Release date: 12 June 2015
Running time: 103 min
Director: Joshua Oppenheimer
An older, ineffectual man sits quietly outside of his home in an Indonesian village, patiently waiting on the arrival of his local Optometrist to test his eyesight. He’s quiet at first, his appearance almost comical as he is instructed to don a pair of large, brightly coloured lenses. He soon gets talking when the topic changes to the past, and as older folk often do he has many stories to tell, and isn’t particularly shy in recalling them. His visitor is, in turn, curious: a fairly routine interaction between two people of differing generations. ‘Both salty and sweet, human blood’ the old man suddenly interrupts. Silence. ‘If we didn’t drink human blood back then, you’d go crazy’. Such is the terrifying candidness of Joshua Oppenheimer’s The Look of Silence; it routinely catches you off-guard, and when it does it makes your blood run ice-cold.

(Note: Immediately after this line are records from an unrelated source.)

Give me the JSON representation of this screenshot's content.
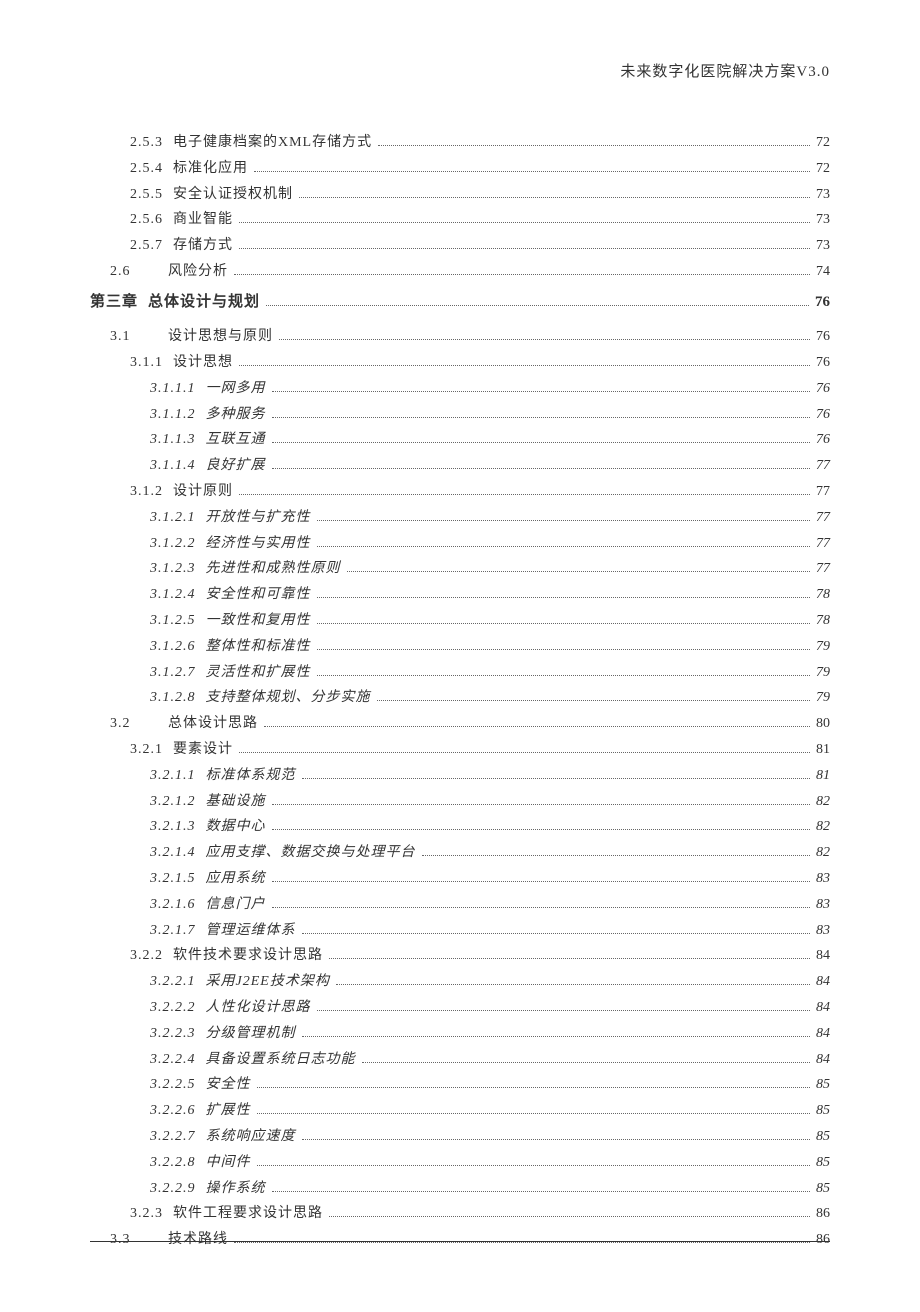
{
  "header": "未来数字化医院解决方案V3.0",
  "entries": [
    {
      "num": "2.5.3",
      "text": "电子健康档案的XML存储方式",
      "page": "72",
      "indent": 2
    },
    {
      "num": "2.5.4",
      "text": "标准化应用",
      "page": "72",
      "indent": 2
    },
    {
      "num": "2.5.5",
      "text": "安全认证授权机制",
      "page": "73",
      "indent": 2
    },
    {
      "num": "2.5.6",
      "text": "商业智能",
      "page": "73",
      "indent": 2
    },
    {
      "num": "2.5.7",
      "text": "存储方式",
      "page": "73",
      "indent": 2
    },
    {
      "num": "2.6",
      "text": "风险分析",
      "page": "74",
      "indent": 1,
      "wide": true
    },
    {
      "num": "第三章",
      "text": "总体设计与规划",
      "page": "76",
      "indent": 0,
      "chapter": true
    },
    {
      "num": "3.1",
      "text": "设计思想与原则",
      "page": "76",
      "indent": 1,
      "wide": true
    },
    {
      "num": "3.1.1",
      "text": "设计思想",
      "page": "76",
      "indent": 2
    },
    {
      "num": "3.1.1.1",
      "text": "一网多用",
      "page": "76",
      "indent": 3
    },
    {
      "num": "3.1.1.2",
      "text": "多种服务",
      "page": "76",
      "indent": 3
    },
    {
      "num": "3.1.1.3",
      "text": "互联互通",
      "page": "76",
      "indent": 3
    },
    {
      "num": "3.1.1.4",
      "text": "良好扩展",
      "page": "77",
      "indent": 3
    },
    {
      "num": "3.1.2",
      "text": "设计原则",
      "page": "77",
      "indent": 2
    },
    {
      "num": "3.1.2.1",
      "text": "开放性与扩充性",
      "page": "77",
      "indent": 3
    },
    {
      "num": "3.1.2.2",
      "text": "经济性与实用性",
      "page": "77",
      "indent": 3
    },
    {
      "num": "3.1.2.3",
      "text": "先进性和成熟性原则",
      "page": "77",
      "indent": 3
    },
    {
      "num": "3.1.2.4",
      "text": "安全性和可靠性",
      "page": "78",
      "indent": 3
    },
    {
      "num": "3.1.2.5",
      "text": "一致性和复用性",
      "page": "78",
      "indent": 3
    },
    {
      "num": "3.1.2.6",
      "text": "整体性和标准性",
      "page": "79",
      "indent": 3
    },
    {
      "num": "3.1.2.7",
      "text": "灵活性和扩展性",
      "page": "79",
      "indent": 3
    },
    {
      "num": "3.1.2.8",
      "text": "支持整体规划、分步实施",
      "page": "79",
      "indent": 3
    },
    {
      "num": "3.2",
      "text": "总体设计思路",
      "page": "80",
      "indent": 1,
      "wide": true
    },
    {
      "num": "3.2.1",
      "text": "要素设计",
      "page": "81",
      "indent": 2
    },
    {
      "num": "3.2.1.1",
      "text": "标准体系规范",
      "page": "81",
      "indent": 3
    },
    {
      "num": "3.2.1.2",
      "text": "基础设施",
      "page": "82",
      "indent": 3
    },
    {
      "num": "3.2.1.3",
      "text": "数据中心",
      "page": "82",
      "indent": 3
    },
    {
      "num": "3.2.1.4",
      "text": "应用支撑、数据交换与处理平台",
      "page": "82",
      "indent": 3
    },
    {
      "num": "3.2.1.5",
      "text": "应用系统",
      "page": "83",
      "indent": 3
    },
    {
      "num": "3.2.1.6",
      "text": "信息门户",
      "page": "83",
      "indent": 3
    },
    {
      "num": "3.2.1.7",
      "text": "管理运维体系",
      "page": "83",
      "indent": 3
    },
    {
      "num": "3.2.2",
      "text": "软件技术要求设计思路",
      "page": "84",
      "indent": 2
    },
    {
      "num": "3.2.2.1",
      "text": "采用J2EE技术架构",
      "page": "84",
      "indent": 3
    },
    {
      "num": "3.2.2.2",
      "text": "人性化设计思路",
      "page": "84",
      "indent": 3
    },
    {
      "num": "3.2.2.3",
      "text": "分级管理机制",
      "page": "84",
      "indent": 3
    },
    {
      "num": "3.2.2.4",
      "text": "具备设置系统日志功能",
      "page": "84",
      "indent": 3
    },
    {
      "num": "3.2.2.5",
      "text": "安全性",
      "page": "85",
      "indent": 3
    },
    {
      "num": "3.2.2.6",
      "text": "扩展性",
      "page": "85",
      "indent": 3
    },
    {
      "num": "3.2.2.7",
      "text": "系统响应速度",
      "page": "85",
      "indent": 3
    },
    {
      "num": "3.2.2.8",
      "text": "中间件",
      "page": "85",
      "indent": 3
    },
    {
      "num": "3.2.2.9",
      "text": "操作系统",
      "page": "85",
      "indent": 3
    },
    {
      "num": "3.2.3",
      "text": "软件工程要求设计思路",
      "page": "86",
      "indent": 2
    },
    {
      "num": "3.3",
      "text": "技术路线",
      "page": "86",
      "indent": 1,
      "wide": true
    }
  ]
}
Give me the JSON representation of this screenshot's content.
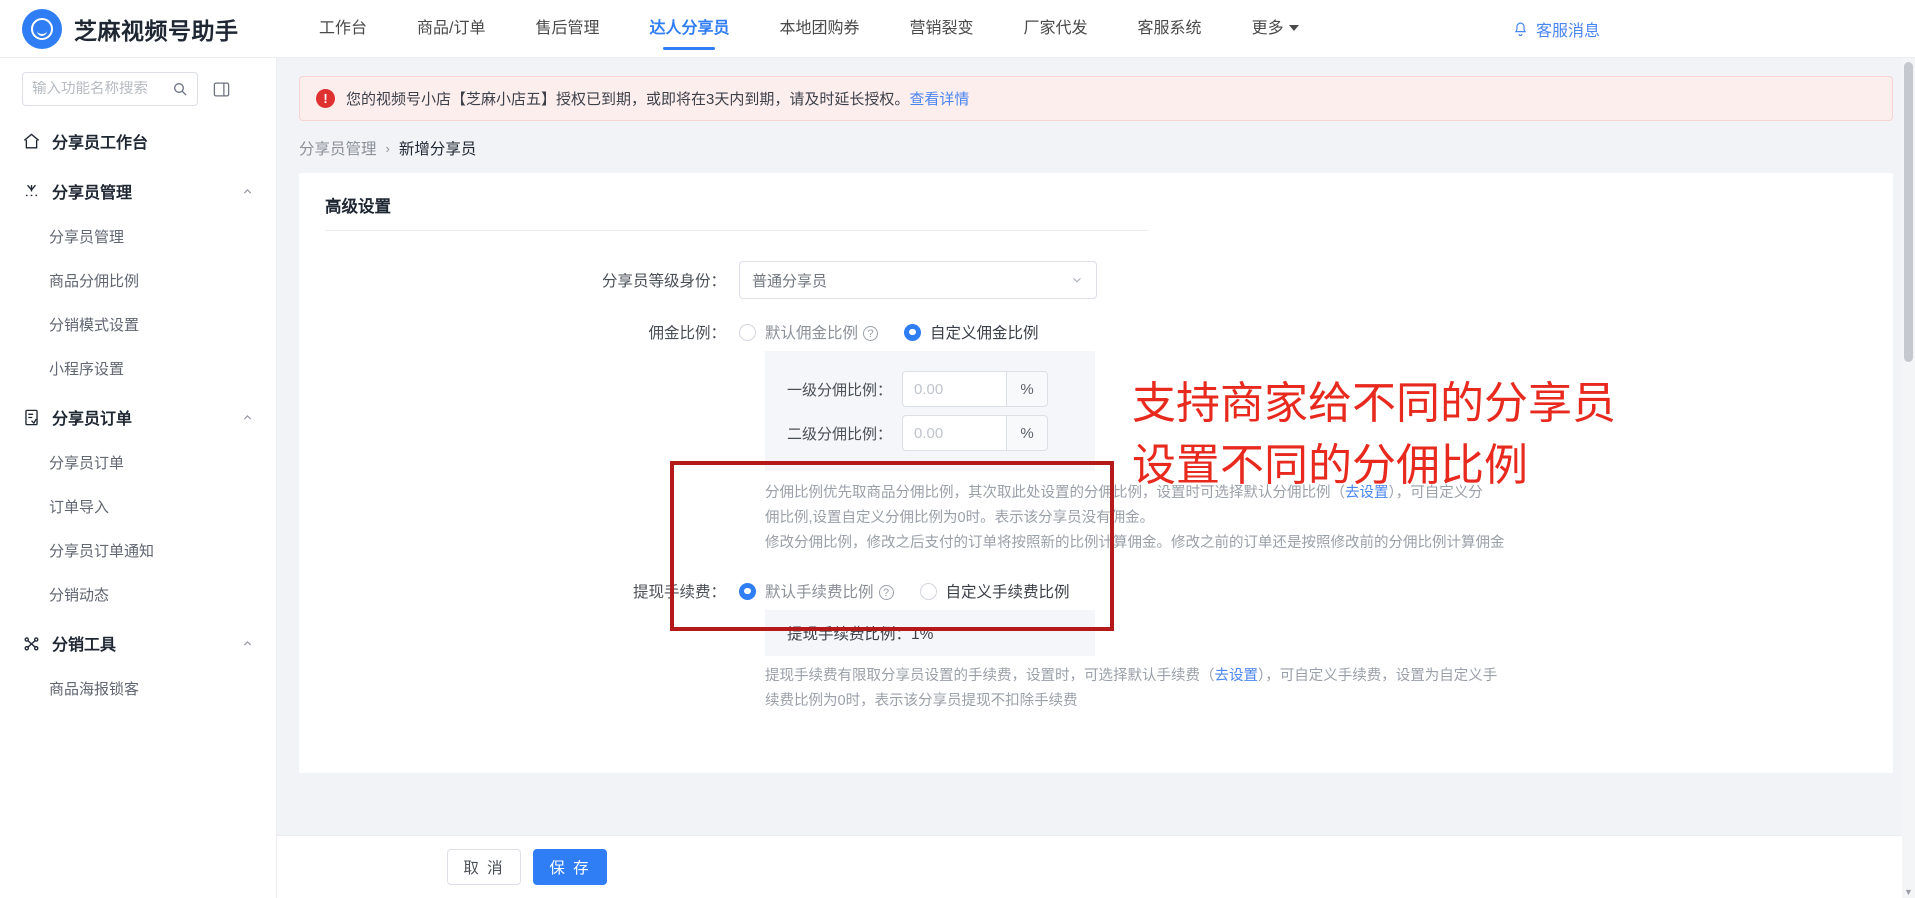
{
  "brand": {
    "name": "芝麻视频号助手",
    "logo_icon": "smile-circle-logo"
  },
  "topnav": {
    "items": [
      {
        "label": "工作台",
        "active": false
      },
      {
        "label": "商品/订单",
        "active": false
      },
      {
        "label": "售后管理",
        "active": false
      },
      {
        "label": "达人分享员",
        "active": true
      },
      {
        "label": "本地团购券",
        "active": false
      },
      {
        "label": "营销裂变",
        "active": false
      },
      {
        "label": "厂家代发",
        "active": false
      },
      {
        "label": "客服系统",
        "active": false
      },
      {
        "label": "更多",
        "active": false,
        "has_caret": true
      }
    ],
    "message_entry": {
      "label": "客服消息",
      "icon": "bell-icon"
    }
  },
  "sidebar": {
    "search": {
      "placeholder": "输入功能名称搜索",
      "value": "",
      "icon": "search-icon"
    },
    "collapse_icon": "panel-collapse-icon",
    "groups": [
      {
        "label": "分享员工作台",
        "icon": "home-icon",
        "expandable": false,
        "items": []
      },
      {
        "label": "分享员管理",
        "icon": "users-icon",
        "expandable": true,
        "chevron": "chevron-up-icon",
        "items": [
          "分享员管理",
          "商品分佣比例",
          "分销模式设置",
          "小程序设置"
        ]
      },
      {
        "label": "分享员订单",
        "icon": "order-doc-icon",
        "expandable": true,
        "chevron": "chevron-up-icon",
        "items": [
          "分享员订单",
          "订单导入",
          "分享员订单通知",
          "分销动态"
        ]
      },
      {
        "label": "分销工具",
        "icon": "share-nodes-icon",
        "expandable": true,
        "chevron": "chevron-up-icon",
        "items": [
          "商品海报锁客"
        ]
      }
    ]
  },
  "alert": {
    "icon": "error-exclamation-icon",
    "text": "您的视频号小店【芝麻小店五】授权已到期，或即将在3天内到期，请及时延长授权。",
    "link": "查看详情"
  },
  "breadcrumb": {
    "parent": "分享员管理",
    "separator": "›",
    "current": "新增分享员"
  },
  "card": {
    "title": "高级设置",
    "level_field": {
      "label": "分享员等级身份：",
      "value": "普通分享员",
      "chevron": "chevron-down-icon"
    },
    "commission": {
      "label": "佣金比例：",
      "options": [
        {
          "label": "默认佣金比例",
          "selected": false,
          "help_icon": "question-circle-icon"
        },
        {
          "label": "自定义佣金比例",
          "selected": true
        }
      ],
      "inputs": [
        {
          "label": "一级分佣比例：",
          "placeholder": "0.00",
          "value": "",
          "suffix": "%"
        },
        {
          "label": "二级分佣比例：",
          "placeholder": "0.00",
          "value": "",
          "suffix": "%"
        }
      ],
      "hint_line1_a": "分佣比例优先取商品分佣比例，其次取此处设置的分佣比例，设置时可选择默认分佣比例（",
      "hint_link1": "去设置",
      "hint_line1_b": "），可自定义分",
      "hint_line2": "佣比例,设置自定义分佣比例为0时。表示该分享员没有佣金。",
      "hint_line3": "修改分佣比例，修改之后支付的订单将按照新的比例计算佣金。修改之前的订单还是按照修改前的分佣比例计算佣金"
    },
    "withdraw_fee": {
      "label": "提现手续费：",
      "options": [
        {
          "label": "默认手续费比例",
          "selected": true,
          "help_icon": "question-circle-icon"
        },
        {
          "label": "自定义手续费比例",
          "selected": false
        }
      ],
      "fee_display": "提现手续费比例：1%",
      "hint_line1_a": "提现手续费有限取分享员设置的手续费，设置时，可选择默认手续费（",
      "hint_link1": "去设置",
      "hint_line1_b": "），可自定义手续费，设置为自定义手",
      "hint_line2": "续费比例为0时，表示该分享员提现不扣除手续费"
    }
  },
  "annotation": {
    "line1": "支持商家给不同的分享员",
    "line2": "设置不同的分佣比例",
    "color": "#e8291e",
    "box_color": "#b51a1a"
  },
  "footer": {
    "cancel_label": "取 消",
    "save_label": "保 存"
  },
  "scrollbar": {
    "up_icon": "chevron-up-icon",
    "down_icon": "chevron-down-icon"
  }
}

A counterpart to his previous -and extraordinary- documentary The Act of Killing, Oppenheimer now analyses the devastation of the Indonsesian Communist massacres of the Sixties from the point of view of a still-grieving family of one of the victims. Adi, the aforementioned travelling Optometrist, comes from a poor family whose brother Ramli was horrifically massacred during the purge before he was born. His parents have never fully recovered from their traumatic experience and now live their life in forced quiet, surrounded by those who were responsible for their son’s death. It is, as Killing remains, an incredibly devastating piece of work, but Silence feels tonally different, perhaps even more introspective than its predecessor.
Where Killing felt surreal, almost dream-like with the perpetrators re-enacting the murders through various forms of performance, here Oppenheimer opts to focus on the truth revealed when faced with the uncomfortable silence of those who have had their lives torn apart by grief. Where the guilty seemingly can’t stop talking, filling the void with endless justification and gloating, Adi and his family clearly wear their pain everyday for all to see. The vastness of the crime is so huge that any explanation seems, and is, completely absurd. As Adi watches a recording of a man glibly describing and joking about gutting a communist, he calmly observes that ‘maybe he acts this way because he regrets what he did. He’s numb’.
It is Adi’s strength of character throughout that is most remarkable. As he bravely visits those responsible for Ramli’s death one by one, he calmly questions them about their past. Asks if they feel regret, guilt or remorse for their actions. Again and again their answers remain the same: ‘the past is past’, ‘this is what happens in politics’ and ‘it wasn’t me that killed him.’ Their reactions to his questions range from denial, to confusion, to anger. Throughout Adi remains impressively composed, but as he meets more people the truth becomes increasingly hard to bear, and the pain written clearly across his face is truly heartbreaking.
Together, The Act of Killing and The Look of Silence are undoubted masterpieces of documentary filmmaking. Free of any ego, voice-overs or so-called experts, Oppenheimer lives, films and interacts with his subjects for months -even years- and let’s everything speak for itself. As The Look of Silence quite delicately demonstrates, it is in the quiet, introspective moments in-between action and conversation that the truth is most apparent. It’s another incredibly important piece of work from someone who is one of -if not the best- currently working in his field. It may be uncomfortable, but it is absolutely essential viewing.